Tuesday, April 24, 2018

Death panel

A working definition from Wikipedia:

"Death panel" is a political term that originated during the 2009 debate about federal health care legislation to cover the uninsured in the United States. Sarah Palin, former Republican Governor of Alaska, coined the term when she charged that proposed legislation would create a "death panel" of bureaucrats who would decide whether Americans—such as her elderly parents or children with Down syndrome—were "worthy of medical care". Palin's claim has been referred to as the "death panel myth", as nothing in any proposed legislation would have led to individuals being judged to see if they were worthy of health care.

Do death panels exist? Maybe or maybe not in the United States.

However, death panels evidently exist in another democratic and "free" nation: the United Kingdom. At least if the cases of Charlie Gard and Alfie Evans are allowed to bear witness.

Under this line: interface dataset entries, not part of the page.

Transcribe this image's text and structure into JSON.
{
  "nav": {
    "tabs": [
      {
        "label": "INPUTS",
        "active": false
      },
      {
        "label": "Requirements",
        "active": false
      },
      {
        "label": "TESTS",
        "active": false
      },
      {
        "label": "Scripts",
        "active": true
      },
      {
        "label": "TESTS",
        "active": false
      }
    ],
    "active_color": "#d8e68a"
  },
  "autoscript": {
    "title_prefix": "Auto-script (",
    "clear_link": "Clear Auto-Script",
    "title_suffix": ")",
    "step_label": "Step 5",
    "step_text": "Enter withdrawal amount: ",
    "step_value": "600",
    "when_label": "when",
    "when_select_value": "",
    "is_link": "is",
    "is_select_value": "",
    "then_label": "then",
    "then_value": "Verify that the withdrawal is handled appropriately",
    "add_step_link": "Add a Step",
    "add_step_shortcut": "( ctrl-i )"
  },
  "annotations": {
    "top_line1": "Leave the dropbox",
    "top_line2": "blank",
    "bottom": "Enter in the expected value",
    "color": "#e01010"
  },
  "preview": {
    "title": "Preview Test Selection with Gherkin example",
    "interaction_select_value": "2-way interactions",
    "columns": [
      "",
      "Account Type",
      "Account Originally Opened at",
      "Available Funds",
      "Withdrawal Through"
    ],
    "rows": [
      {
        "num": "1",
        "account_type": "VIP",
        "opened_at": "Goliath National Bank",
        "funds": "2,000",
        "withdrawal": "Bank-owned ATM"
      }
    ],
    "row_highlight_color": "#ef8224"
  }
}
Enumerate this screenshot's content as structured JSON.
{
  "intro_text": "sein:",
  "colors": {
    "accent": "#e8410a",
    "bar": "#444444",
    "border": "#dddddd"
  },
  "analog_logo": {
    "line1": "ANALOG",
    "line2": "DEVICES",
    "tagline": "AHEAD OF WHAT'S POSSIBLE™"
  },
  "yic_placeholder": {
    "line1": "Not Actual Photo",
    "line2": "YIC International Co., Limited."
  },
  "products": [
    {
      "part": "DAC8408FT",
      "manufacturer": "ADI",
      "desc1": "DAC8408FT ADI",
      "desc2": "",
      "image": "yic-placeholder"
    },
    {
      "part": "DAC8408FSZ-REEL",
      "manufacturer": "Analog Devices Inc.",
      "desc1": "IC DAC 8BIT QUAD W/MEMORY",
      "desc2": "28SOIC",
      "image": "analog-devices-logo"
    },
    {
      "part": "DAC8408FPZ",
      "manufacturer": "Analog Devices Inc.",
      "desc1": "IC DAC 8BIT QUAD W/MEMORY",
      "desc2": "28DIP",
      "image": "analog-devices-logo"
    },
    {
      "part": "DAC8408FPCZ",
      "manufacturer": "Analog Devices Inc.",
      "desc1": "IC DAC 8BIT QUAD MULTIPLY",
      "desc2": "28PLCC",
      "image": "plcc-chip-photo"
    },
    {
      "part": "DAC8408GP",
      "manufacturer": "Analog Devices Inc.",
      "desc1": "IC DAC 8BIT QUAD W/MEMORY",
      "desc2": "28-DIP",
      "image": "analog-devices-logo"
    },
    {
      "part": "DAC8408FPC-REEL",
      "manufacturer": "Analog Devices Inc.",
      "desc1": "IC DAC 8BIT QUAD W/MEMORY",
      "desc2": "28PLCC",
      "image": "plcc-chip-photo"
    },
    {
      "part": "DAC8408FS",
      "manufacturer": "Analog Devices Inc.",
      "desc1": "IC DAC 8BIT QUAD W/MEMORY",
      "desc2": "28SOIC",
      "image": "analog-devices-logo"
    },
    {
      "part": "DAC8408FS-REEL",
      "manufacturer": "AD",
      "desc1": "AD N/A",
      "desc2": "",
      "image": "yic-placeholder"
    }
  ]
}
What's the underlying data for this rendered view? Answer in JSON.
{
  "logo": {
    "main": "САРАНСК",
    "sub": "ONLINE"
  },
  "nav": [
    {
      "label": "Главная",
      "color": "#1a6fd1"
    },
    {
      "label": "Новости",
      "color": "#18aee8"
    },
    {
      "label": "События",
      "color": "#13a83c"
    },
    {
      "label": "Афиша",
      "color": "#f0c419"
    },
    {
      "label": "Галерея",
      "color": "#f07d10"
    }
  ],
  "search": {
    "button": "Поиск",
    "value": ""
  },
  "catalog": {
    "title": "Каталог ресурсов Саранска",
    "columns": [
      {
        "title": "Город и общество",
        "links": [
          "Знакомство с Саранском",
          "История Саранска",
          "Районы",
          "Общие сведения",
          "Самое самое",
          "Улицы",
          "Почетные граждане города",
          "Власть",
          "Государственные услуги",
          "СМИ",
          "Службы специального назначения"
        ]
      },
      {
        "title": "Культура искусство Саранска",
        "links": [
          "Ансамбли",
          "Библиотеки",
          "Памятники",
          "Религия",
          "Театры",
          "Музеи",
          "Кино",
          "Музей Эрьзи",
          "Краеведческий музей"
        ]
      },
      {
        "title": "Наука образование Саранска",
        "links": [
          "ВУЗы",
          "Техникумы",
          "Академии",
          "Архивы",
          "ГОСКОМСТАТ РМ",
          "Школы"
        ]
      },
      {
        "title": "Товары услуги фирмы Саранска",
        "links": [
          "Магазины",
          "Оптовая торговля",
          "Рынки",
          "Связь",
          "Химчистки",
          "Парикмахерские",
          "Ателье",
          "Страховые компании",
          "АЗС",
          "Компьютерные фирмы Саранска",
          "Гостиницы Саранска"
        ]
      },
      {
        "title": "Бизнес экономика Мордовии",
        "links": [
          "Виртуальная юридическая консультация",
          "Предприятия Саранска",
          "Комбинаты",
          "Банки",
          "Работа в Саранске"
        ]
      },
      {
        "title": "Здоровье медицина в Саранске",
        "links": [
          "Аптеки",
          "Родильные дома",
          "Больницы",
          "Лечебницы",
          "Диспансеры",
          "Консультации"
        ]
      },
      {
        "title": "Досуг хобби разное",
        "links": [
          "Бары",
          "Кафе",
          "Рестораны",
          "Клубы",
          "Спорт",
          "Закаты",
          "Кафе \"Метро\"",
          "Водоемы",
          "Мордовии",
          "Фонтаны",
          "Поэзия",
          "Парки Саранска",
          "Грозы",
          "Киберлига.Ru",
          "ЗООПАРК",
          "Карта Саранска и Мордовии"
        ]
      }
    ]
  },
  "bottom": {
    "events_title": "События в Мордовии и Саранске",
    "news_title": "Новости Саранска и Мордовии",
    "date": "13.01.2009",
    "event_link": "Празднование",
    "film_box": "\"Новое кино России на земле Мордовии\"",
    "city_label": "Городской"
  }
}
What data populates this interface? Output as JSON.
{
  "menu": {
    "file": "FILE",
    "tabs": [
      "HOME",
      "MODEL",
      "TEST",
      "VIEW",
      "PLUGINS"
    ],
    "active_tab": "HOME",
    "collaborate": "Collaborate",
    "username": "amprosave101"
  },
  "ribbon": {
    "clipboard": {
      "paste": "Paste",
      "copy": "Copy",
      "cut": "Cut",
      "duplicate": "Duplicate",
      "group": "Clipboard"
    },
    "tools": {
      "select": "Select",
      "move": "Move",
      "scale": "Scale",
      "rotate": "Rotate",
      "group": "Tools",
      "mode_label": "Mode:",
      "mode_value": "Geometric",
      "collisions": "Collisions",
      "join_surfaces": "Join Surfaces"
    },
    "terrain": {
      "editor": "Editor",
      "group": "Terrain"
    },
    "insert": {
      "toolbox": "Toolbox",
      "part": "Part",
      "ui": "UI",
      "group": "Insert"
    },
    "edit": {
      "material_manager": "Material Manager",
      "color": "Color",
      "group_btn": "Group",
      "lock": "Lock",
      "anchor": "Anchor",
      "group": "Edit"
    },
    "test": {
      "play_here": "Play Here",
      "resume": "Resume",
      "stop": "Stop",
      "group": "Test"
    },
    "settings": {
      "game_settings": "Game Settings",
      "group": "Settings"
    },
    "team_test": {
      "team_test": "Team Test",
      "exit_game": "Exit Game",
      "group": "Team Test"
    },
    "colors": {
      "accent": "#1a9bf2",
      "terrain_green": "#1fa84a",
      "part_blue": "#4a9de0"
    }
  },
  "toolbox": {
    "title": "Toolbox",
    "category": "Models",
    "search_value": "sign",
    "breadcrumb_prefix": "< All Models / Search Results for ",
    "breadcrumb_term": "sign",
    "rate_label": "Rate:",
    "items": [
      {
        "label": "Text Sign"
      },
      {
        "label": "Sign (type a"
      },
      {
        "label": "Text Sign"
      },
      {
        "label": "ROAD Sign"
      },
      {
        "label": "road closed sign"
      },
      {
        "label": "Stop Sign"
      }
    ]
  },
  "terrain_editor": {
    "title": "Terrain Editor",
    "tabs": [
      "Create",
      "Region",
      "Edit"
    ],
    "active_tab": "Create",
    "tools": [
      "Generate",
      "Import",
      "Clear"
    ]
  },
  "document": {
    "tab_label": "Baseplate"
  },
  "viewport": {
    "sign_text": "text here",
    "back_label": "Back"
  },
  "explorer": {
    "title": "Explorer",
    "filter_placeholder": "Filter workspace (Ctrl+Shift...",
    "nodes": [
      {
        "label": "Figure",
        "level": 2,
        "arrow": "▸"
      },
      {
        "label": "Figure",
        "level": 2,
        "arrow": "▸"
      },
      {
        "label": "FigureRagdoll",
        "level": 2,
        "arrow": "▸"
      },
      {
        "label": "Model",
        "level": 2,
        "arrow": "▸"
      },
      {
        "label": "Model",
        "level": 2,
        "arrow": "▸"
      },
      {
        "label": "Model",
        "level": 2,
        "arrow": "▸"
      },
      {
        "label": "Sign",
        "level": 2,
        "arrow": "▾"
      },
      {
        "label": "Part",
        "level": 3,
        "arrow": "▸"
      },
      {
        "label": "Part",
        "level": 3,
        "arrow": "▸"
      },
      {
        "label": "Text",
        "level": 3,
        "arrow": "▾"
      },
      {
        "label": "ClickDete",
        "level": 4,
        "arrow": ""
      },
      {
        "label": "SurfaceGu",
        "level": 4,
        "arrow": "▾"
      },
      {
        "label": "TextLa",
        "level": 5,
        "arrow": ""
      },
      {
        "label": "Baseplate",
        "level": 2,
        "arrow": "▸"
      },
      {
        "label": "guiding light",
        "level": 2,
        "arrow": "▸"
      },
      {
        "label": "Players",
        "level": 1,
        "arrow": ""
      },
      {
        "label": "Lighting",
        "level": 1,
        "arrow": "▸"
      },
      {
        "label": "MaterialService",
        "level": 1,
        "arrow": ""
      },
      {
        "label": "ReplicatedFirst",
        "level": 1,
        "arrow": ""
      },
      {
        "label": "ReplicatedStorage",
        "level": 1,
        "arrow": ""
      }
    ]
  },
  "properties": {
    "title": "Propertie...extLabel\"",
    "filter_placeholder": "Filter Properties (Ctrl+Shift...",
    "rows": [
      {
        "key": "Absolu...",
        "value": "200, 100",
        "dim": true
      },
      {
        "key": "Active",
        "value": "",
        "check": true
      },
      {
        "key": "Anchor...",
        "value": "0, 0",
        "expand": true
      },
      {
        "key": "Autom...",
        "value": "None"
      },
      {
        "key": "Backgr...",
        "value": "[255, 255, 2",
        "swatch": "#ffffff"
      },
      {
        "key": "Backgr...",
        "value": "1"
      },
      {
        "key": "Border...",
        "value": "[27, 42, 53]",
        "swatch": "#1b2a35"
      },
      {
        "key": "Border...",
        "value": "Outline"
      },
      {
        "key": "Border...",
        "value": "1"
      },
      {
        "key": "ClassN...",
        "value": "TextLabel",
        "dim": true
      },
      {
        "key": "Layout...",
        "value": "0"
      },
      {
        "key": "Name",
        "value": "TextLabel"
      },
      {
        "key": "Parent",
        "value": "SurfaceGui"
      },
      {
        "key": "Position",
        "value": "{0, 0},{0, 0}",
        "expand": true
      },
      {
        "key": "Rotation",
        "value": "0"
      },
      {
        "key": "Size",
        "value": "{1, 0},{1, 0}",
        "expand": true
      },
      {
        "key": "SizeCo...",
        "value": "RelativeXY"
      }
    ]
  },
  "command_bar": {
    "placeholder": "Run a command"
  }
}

It wasn't up to Charlie's parents and currently it's not up to Alfie's parents to have the final say in what's best for their child. Their parents didn't get to decide if their children are "worthy of health care". Rather, it's up to their (presumably NHS employed or closely affiliated) physicians and the government of the United Kingdom to have the final decision as to whether these children are "worthy of health care".

See the Supreme Court of the United Kingdom's decision about Alfie Evans. The court document ends with these unintentionally chilling words:

There will be no further stay of the Court of Appeal's order. The hospital must be free to do what has been determined to be in Alfie's best interests. That is the law in this country.

To emphasize, it's not Alfie's parents who "must be free" to do what's in Alfie's best interests. No, it's the "hospital" that "must be free" to do what's in Alfie's best interests, in turn fully backed by "the law in this country".

If the government is the ultimate source and provider of health care for the people, then why couldn't the government likewise be the ultimate arbiter of who is and who isn't "worthy of health care"? What's stopping the government?

The government giveth, the government taketh away. Blessed be the autonomy of the government! For thine is the kingdom, and the power, and the glory, forever. Amen.

1 comment:

  1. BTW, Italy has apparently granted Alfie Italian citizenship and offered him asylum. However, Alfie's British physicians have apparently refused to allow Alfie to be moved because it's too dangerous to transfer him.

    Too dangerous for whom? For Alfie's parents or medical staff? Surely not. No more than anyone else flying from London to Rome.

    Too dangerous for Alfie? At the risk of stating the obvious, if the only other option is Alfie's death, then why not let Alfie be transferred even if it's at great danger to his life? The former is guaranteed death, the latter arguably gives him a chance (however bleak) at life.